Reaffirm shared values. When presenting an idea, start with a higher-level value that you can all agree upon. An idea that contributes to better patient safety and care, for example, will be given more attention if it is framed as such from the beginning. "It can sound like this: 'I know we all agree that none of us wants the quality of care to suffer as a result of this initiative.' This phrase used early and often keeps everyone focused on the big picture, and not your objection," says Dike Drummond, MD, a family practice physician and medical career coach. "It states something no one can disagree with and keeps them from immediately disagreeing with you." Once you've done this, move to the specifics of your proposal.
Lead by example. Whether the change is big or small, you must first model the behavior before you can expect others to buy in. "Let them see what the differences are and they'll follow along," says Allen. A physician who wants to encourage colleagues to reach out to referring physicians will have more success if she picks up the phone or steps out of the reading room herself.
Keep at it. While we all wish change could come about quickly, the reality is that it sometimes takes a while and it usually takes persistence. Allen recalls his efforts to convince his hospital to participate in the Dose Index Registry®. "It really took almost a year," he says. "It was just accomplished by small things, like offering to help get it set up, stopping by to ask, 'Are you still thinking about radiation dose?' and reminding administrators of the value in being able to say that we're one of the safest places to get imaging done because we're paying attention to dose. And eventually, they said, 'Yes, we need to do this.'"
Duszak agrees that determination is key. "You have to say the same thing over and over as many times as you can cut and paste it," he says. The term Duszak prefers is "polite persistence." This type of persistence doesn't make enemies but it also perseveres in the face of obstacles. Duszak defines it as "really keeping one's eye on the ball for the long term. As long as you're moving slightly in the right direction, that needs to be the benchmark of success rather than rapid change."
Don't make it personal. "Just because people don't want to come on board doesn't mean that they're not good doctors or they don't care about doing the right thing," says Duszak. Don't let an answer of "no" change your relationship with a colleague, and don't let it discourage you from trying again in the future.
A thought-leader in business evolution, Debra E. Meyerson affirms the importance of believing in one's ideas and working to make them reality.
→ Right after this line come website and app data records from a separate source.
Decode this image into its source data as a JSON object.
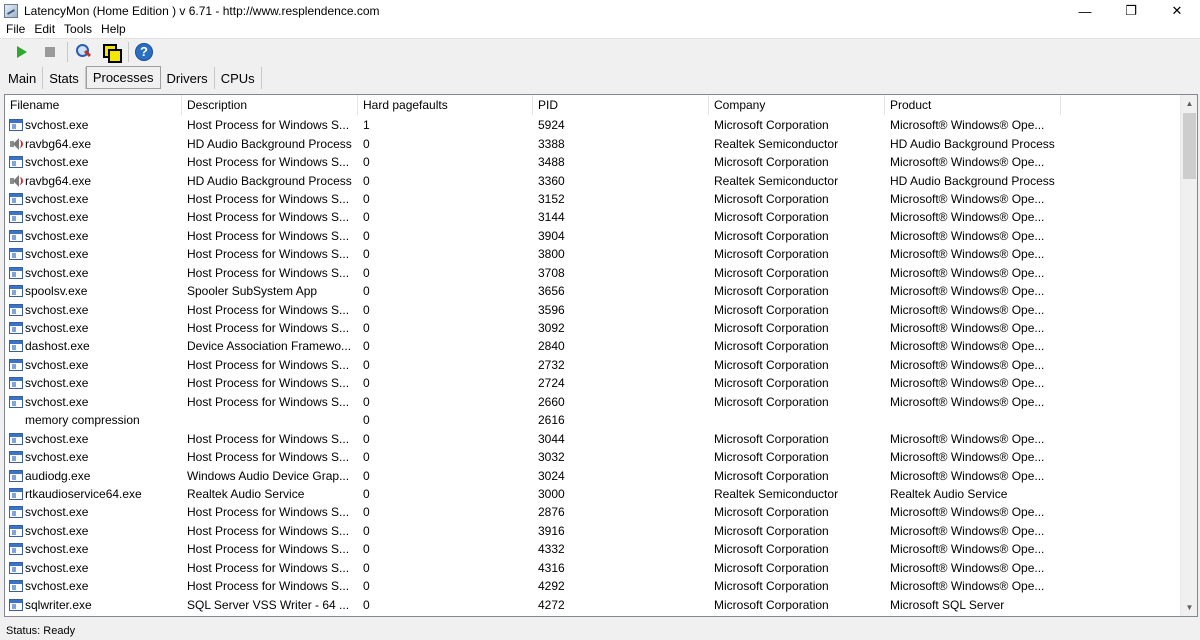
{
  "window": {
    "title": "LatencyMon  (Home Edition )  v 6.71 - http://www.resplendence.com",
    "minimize": "—",
    "maximize": "❐",
    "close": "✕"
  },
  "menu": [
    "File",
    "Edit",
    "Tools",
    "Help"
  ],
  "toolbar": {
    "icons": [
      "play-icon",
      "stop-icon",
      "tools-icon",
      "windows-icon",
      "help-icon"
    ],
    "help_glyph": "?"
  },
  "tabs": [
    {
      "label": "Main",
      "active": false
    },
    {
      "label": "Stats",
      "active": false
    },
    {
      "label": "Processes",
      "active": true
    },
    {
      "label": "Drivers",
      "active": false
    },
    {
      "label": "CPUs",
      "active": false
    }
  ],
  "columns": [
    "Filename",
    "Description",
    "Hard pagefaults",
    "PID",
    "Company",
    "Product"
  ],
  "rows": [
    {
      "icon": "window",
      "file": "svchost.exe",
      "desc": "Host Process for Windows S...",
      "hpf": "1",
      "pid": "5924",
      "comp": "Microsoft Corporation",
      "prod": "Microsoft® Windows® Ope..."
    },
    {
      "icon": "speaker",
      "file": "ravbg64.exe",
      "desc": "HD Audio Background Process",
      "hpf": "0",
      "pid": "3388",
      "comp": "Realtek Semiconductor",
      "prod": "HD Audio Background Process"
    },
    {
      "icon": "window",
      "file": "svchost.exe",
      "desc": "Host Process for Windows S...",
      "hpf": "0",
      "pid": "3488",
      "comp": "Microsoft Corporation",
      "prod": "Microsoft® Windows® Ope..."
    },
    {
      "icon": "speaker",
      "file": "ravbg64.exe",
      "desc": "HD Audio Background Process",
      "hpf": "0",
      "pid": "3360",
      "comp": "Realtek Semiconductor",
      "prod": "HD Audio Background Process"
    },
    {
      "icon": "window",
      "file": "svchost.exe",
      "desc": "Host Process for Windows S...",
      "hpf": "0",
      "pid": "3152",
      "comp": "Microsoft Corporation",
      "prod": "Microsoft® Windows® Ope..."
    },
    {
      "icon": "window",
      "file": "svchost.exe",
      "desc": "Host Process for Windows S...",
      "hpf": "0",
      "pid": "3144",
      "comp": "Microsoft Corporation",
      "prod": "Microsoft® Windows® Ope..."
    },
    {
      "icon": "window",
      "file": "svchost.exe",
      "desc": "Host Process for Windows S...",
      "hpf": "0",
      "pid": "3904",
      "comp": "Microsoft Corporation",
      "prod": "Microsoft® Windows® Ope..."
    },
    {
      "icon": "window",
      "file": "svchost.exe",
      "desc": "Host Process for Windows S...",
      "hpf": "0",
      "pid": "3800",
      "comp": "Microsoft Corporation",
      "prod": "Microsoft® Windows® Ope..."
    },
    {
      "icon": "window",
      "file": "svchost.exe",
      "desc": "Host Process for Windows S...",
      "hpf": "0",
      "pid": "3708",
      "comp": "Microsoft Corporation",
      "prod": "Microsoft® Windows® Ope..."
    },
    {
      "icon": "window",
      "file": "spoolsv.exe",
      "desc": "Spooler SubSystem App",
      "hpf": "0",
      "pid": "3656",
      "comp": "Microsoft Corporation",
      "prod": "Microsoft® Windows® Ope..."
    },
    {
      "icon": "window",
      "file": "svchost.exe",
      "desc": "Host Process for Windows S...",
      "hpf": "0",
      "pid": "3596",
      "comp": "Microsoft Corporation",
      "prod": "Microsoft® Windows® Ope..."
    },
    {
      "icon": "window",
      "file": "svchost.exe",
      "desc": "Host Process for Windows S...",
      "hpf": "0",
      "pid": "3092",
      "comp": "Microsoft Corporation",
      "prod": "Microsoft® Windows® Ope..."
    },
    {
      "icon": "window",
      "file": "dashost.exe",
      "desc": "Device Association Framewo...",
      "hpf": "0",
      "pid": "2840",
      "comp": "Microsoft Corporation",
      "prod": "Microsoft® Windows® Ope..."
    },
    {
      "icon": "window",
      "file": "svchost.exe",
      "desc": "Host Process for Windows S...",
      "hpf": "0",
      "pid": "2732",
      "comp": "Microsoft Corporation",
      "prod": "Microsoft® Windows® Ope..."
    },
    {
      "icon": "window",
      "file": "svchost.exe",
      "desc": "Host Process for Windows S...",
      "hpf": "0",
      "pid": "2724",
      "comp": "Microsoft Corporation",
      "prod": "Microsoft® Windows® Ope..."
    },
    {
      "icon": "window",
      "file": "svchost.exe",
      "desc": "Host Process for Windows S...",
      "hpf": "0",
      "pid": "2660",
      "comp": "Microsoft Corporation",
      "prod": "Microsoft® Windows® Ope..."
    },
    {
      "icon": "blank",
      "file": "memory compression",
      "desc": "",
      "hpf": "0",
      "pid": "2616",
      "comp": "",
      "prod": ""
    },
    {
      "icon": "window",
      "file": "svchost.exe",
      "desc": "Host Process for Windows S...",
      "hpf": "0",
      "pid": "3044",
      "comp": "Microsoft Corporation",
      "prod": "Microsoft® Windows® Ope..."
    },
    {
      "icon": "window",
      "file": "svchost.exe",
      "desc": "Host Process for Windows S...",
      "hpf": "0",
      "pid": "3032",
      "comp": "Microsoft Corporation",
      "prod": "Microsoft® Windows® Ope..."
    },
    {
      "icon": "window",
      "file": "audiodg.exe",
      "desc": "Windows Audio Device Grap...",
      "hpf": "0",
      "pid": "3024",
      "comp": "Microsoft Corporation",
      "prod": "Microsoft® Windows® Ope..."
    },
    {
      "icon": "window",
      "file": "rtkaudioservice64.exe",
      "desc": "Realtek Audio Service",
      "hpf": "0",
      "pid": "3000",
      "comp": "Realtek Semiconductor",
      "prod": "Realtek Audio Service"
    },
    {
      "icon": "window",
      "file": "svchost.exe",
      "desc": "Host Process for Windows S...",
      "hpf": "0",
      "pid": "2876",
      "comp": "Microsoft Corporation",
      "prod": "Microsoft® Windows® Ope..."
    },
    {
      "icon": "window",
      "file": "svchost.exe",
      "desc": "Host Process for Windows S...",
      "hpf": "0",
      "pid": "3916",
      "comp": "Microsoft Corporation",
      "prod": "Microsoft® Windows® Ope..."
    },
    {
      "icon": "window",
      "file": "svchost.exe",
      "desc": "Host Process for Windows S...",
      "hpf": "0",
      "pid": "4332",
      "comp": "Microsoft Corporation",
      "prod": "Microsoft® Windows® Ope..."
    },
    {
      "icon": "window",
      "file": "svchost.exe",
      "desc": "Host Process for Windows S...",
      "hpf": "0",
      "pid": "4316",
      "comp": "Microsoft Corporation",
      "prod": "Microsoft® Windows® Ope..."
    },
    {
      "icon": "window",
      "file": "svchost.exe",
      "desc": "Host Process for Windows S...",
      "hpf": "0",
      "pid": "4292",
      "comp": "Microsoft Corporation",
      "prod": "Microsoft® Windows® Ope..."
    },
    {
      "icon": "window",
      "file": "sqlwriter.exe",
      "desc": "SQL Server VSS Writer - 64 ...",
      "hpf": "0",
      "pid": "4272",
      "comp": "Microsoft Corporation",
      "prod": "Microsoft SQL Server"
    }
  ],
  "status": "Status: Ready"
}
However, at the same time, she advocates for balance: "If you push your agenda too hard, resentment builds against you. If you remain silent, resentment builds inside you."1
While finding that sweet spot may be a challenge, Duszak sees great value in examining the way we practice medicine and pushing for innovation. "We need physicians who step out of the box and really think about what we're doing," he says. "We need to ask, 'Are we serving our patients as well as we possibly can?'"
1. Meyerson DE. “Radical Change, the Quiet Way.” Harvard Business Review. October 2001:1.
By Lyndsee Cordes